Exercise goal: Please return every line of the records below that holds the word "Keyboard".
· · · · · · ·
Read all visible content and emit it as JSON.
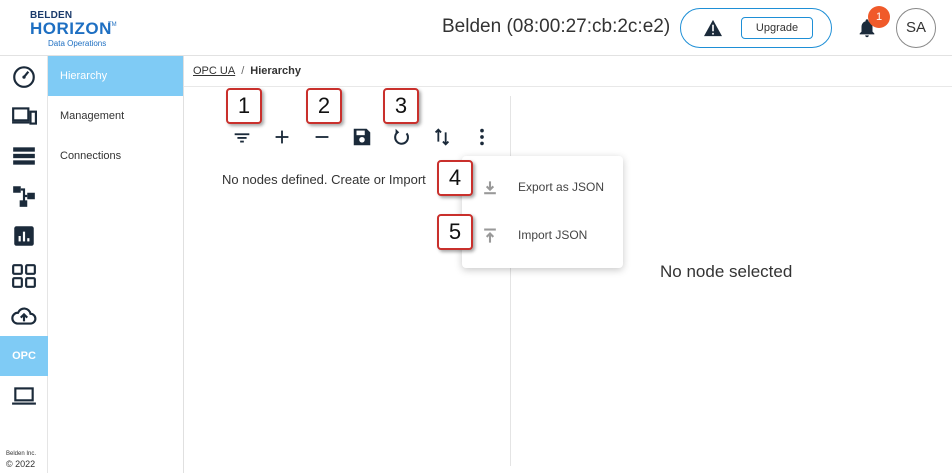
{
  "header": {
    "logo_top": "BELDEN",
    "logo_main": "HORIZON",
    "logo_tm": "TM",
    "logo_sub": "Data Operations",
    "device_title": "Belden (08:00:27:cb:2c:e2)",
    "upgrade_label": "Upgrade",
    "notification_count": "1",
    "avatar_initials": "SA"
  },
  "rail": {
    "items": [
      "dashboard-icon",
      "devices-icon",
      "list-icon",
      "topology-icon",
      "analytics-icon",
      "apps-icon",
      "cloud-upload-icon",
      "opc",
      "laptop-icon"
    ],
    "opc_label": "OPC",
    "footer_company": "Belden Inc.",
    "footer_copyright": "© 2022"
  },
  "subnav": {
    "items": [
      {
        "label": "Hierarchy",
        "active": true
      },
      {
        "label": "Management",
        "active": false
      },
      {
        "label": "Connections",
        "active": false
      }
    ]
  },
  "breadcrumb": {
    "root": "OPC UA",
    "separator": "/",
    "current": "Hierarchy"
  },
  "toolbar": {
    "tools": [
      "filter-icon",
      "add-icon",
      "remove-icon",
      "save-icon",
      "refresh-icon",
      "sort-icon",
      "more-vert-icon"
    ]
  },
  "tree": {
    "empty_message": "No nodes defined. Create or Import"
  },
  "detail": {
    "empty_message": "No node selected"
  },
  "menu": {
    "export_label": "Export as JSON",
    "import_label": "Import JSON"
  },
  "callouts": [
    "1",
    "2",
    "3",
    "4",
    "5"
  ],
  "colors": {
    "accent": "#7fcbf5",
    "brand_blue": "#1e6fc2",
    "pill_border": "#1e8fd6",
    "badge": "#f05a2a",
    "callout_border": "#c9302c",
    "icon_dark": "#1b2a3a"
  }
}
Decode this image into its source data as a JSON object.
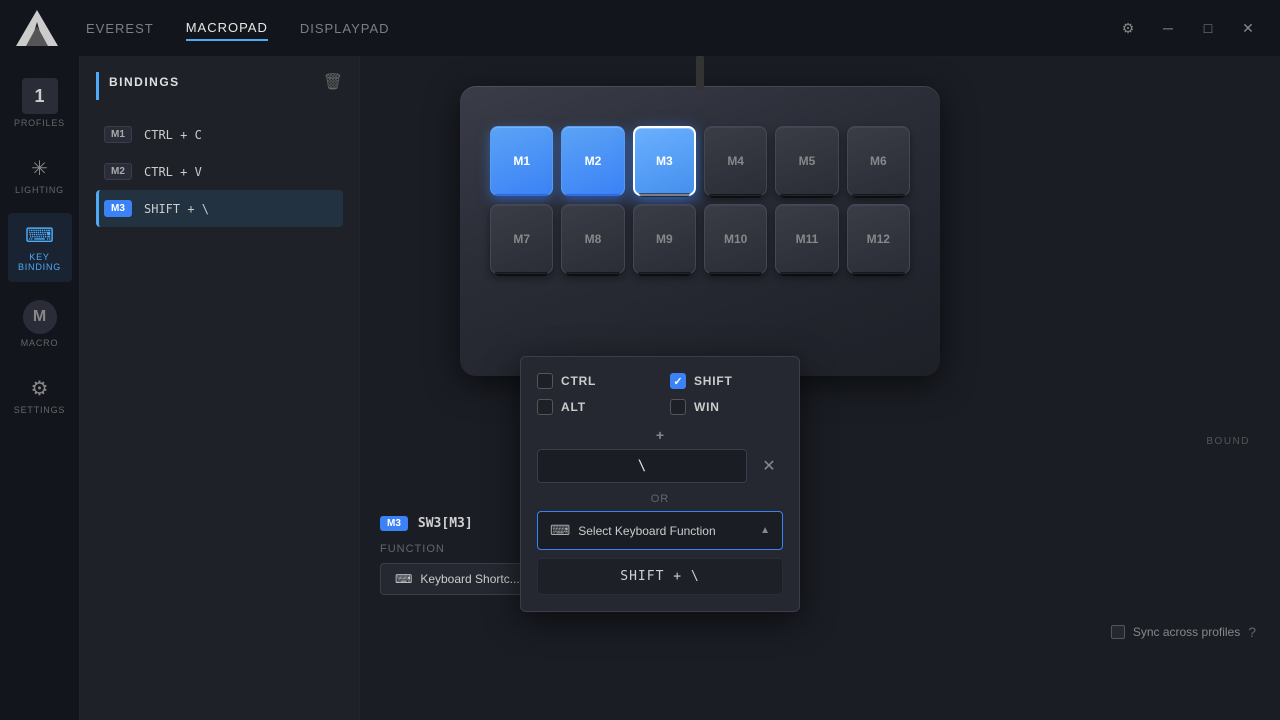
{
  "titlebar": {
    "logo_alt": "Logo",
    "nav_items": [
      {
        "id": "everest",
        "label": "EVEREST",
        "active": false
      },
      {
        "id": "macropad",
        "label": "MACROPAD",
        "active": true
      },
      {
        "id": "displaypad",
        "label": "DISPLAYPAD",
        "active": false
      }
    ],
    "controls": {
      "settings_label": "⚙",
      "minimize_label": "─",
      "maximize_label": "□",
      "close_label": "✕"
    }
  },
  "sidebar": {
    "items": [
      {
        "id": "profiles",
        "label": "PROFILES",
        "icon": "1",
        "active": false
      },
      {
        "id": "lighting",
        "label": "LIGHTING",
        "icon": "✳",
        "active": false
      },
      {
        "id": "key-binding",
        "label": "KEY BINDING",
        "icon": "⌨",
        "active": true
      },
      {
        "id": "macro",
        "label": "MACRO",
        "icon": "M",
        "active": false
      },
      {
        "id": "settings",
        "label": "SETTINGS",
        "icon": "⚙",
        "active": false
      }
    ]
  },
  "bindings": {
    "title": "BINDINGS",
    "items": [
      {
        "key": "M1",
        "value": "CTRL + C",
        "active": false
      },
      {
        "key": "M2",
        "value": "CTRL + V",
        "active": false
      },
      {
        "key": "M3",
        "value": "SHIFT + \\",
        "active": true
      }
    ]
  },
  "macropad": {
    "keys_row1": [
      {
        "id": "M1",
        "label": "M1",
        "state": "lit"
      },
      {
        "id": "M2",
        "label": "M2",
        "state": "lit"
      },
      {
        "id": "M3",
        "label": "M3",
        "state": "selected"
      },
      {
        "id": "M4",
        "label": "M4",
        "state": "normal"
      },
      {
        "id": "M5",
        "label": "M5",
        "state": "normal"
      },
      {
        "id": "M6",
        "label": "M6",
        "state": "normal"
      }
    ],
    "keys_row2": [
      {
        "id": "M7",
        "label": "M7",
        "state": "normal"
      },
      {
        "id": "M8",
        "label": "M8",
        "state": "normal"
      },
      {
        "id": "M9",
        "label": "M9",
        "state": "normal"
      },
      {
        "id": "M10",
        "label": "M10",
        "state": "normal"
      },
      {
        "id": "M11",
        "label": "M11",
        "state": "normal"
      },
      {
        "id": "M12",
        "label": "M12",
        "state": "normal"
      }
    ]
  },
  "bound_label": "BOUND",
  "key_info": {
    "key_badge": "M3",
    "sw_label": "SW3[M3]",
    "function_label": "FUNCTION",
    "function_value": "Keyboard Shortc...",
    "function_icon": "⌨"
  },
  "modifier_popup": {
    "ctrl_label": "CTRL",
    "ctrl_checked": false,
    "shift_label": "SHIFT",
    "shift_checked": true,
    "alt_label": "ALT",
    "alt_checked": false,
    "win_label": "WIN",
    "win_checked": false,
    "plus_symbol": "+",
    "key_value": "\\",
    "or_label": "OR",
    "select_keyboard_label": "Select Keyboard Function",
    "dropdown_arrow": "▲",
    "result_value": "SHIFT + \\"
  },
  "sync": {
    "label": "Sync across profiles",
    "info_icon": "?"
  }
}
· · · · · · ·
Task output:
    "function_value": "Keyboard Shortc...",
    "select_keyboard_label": "Select Keyboard Function",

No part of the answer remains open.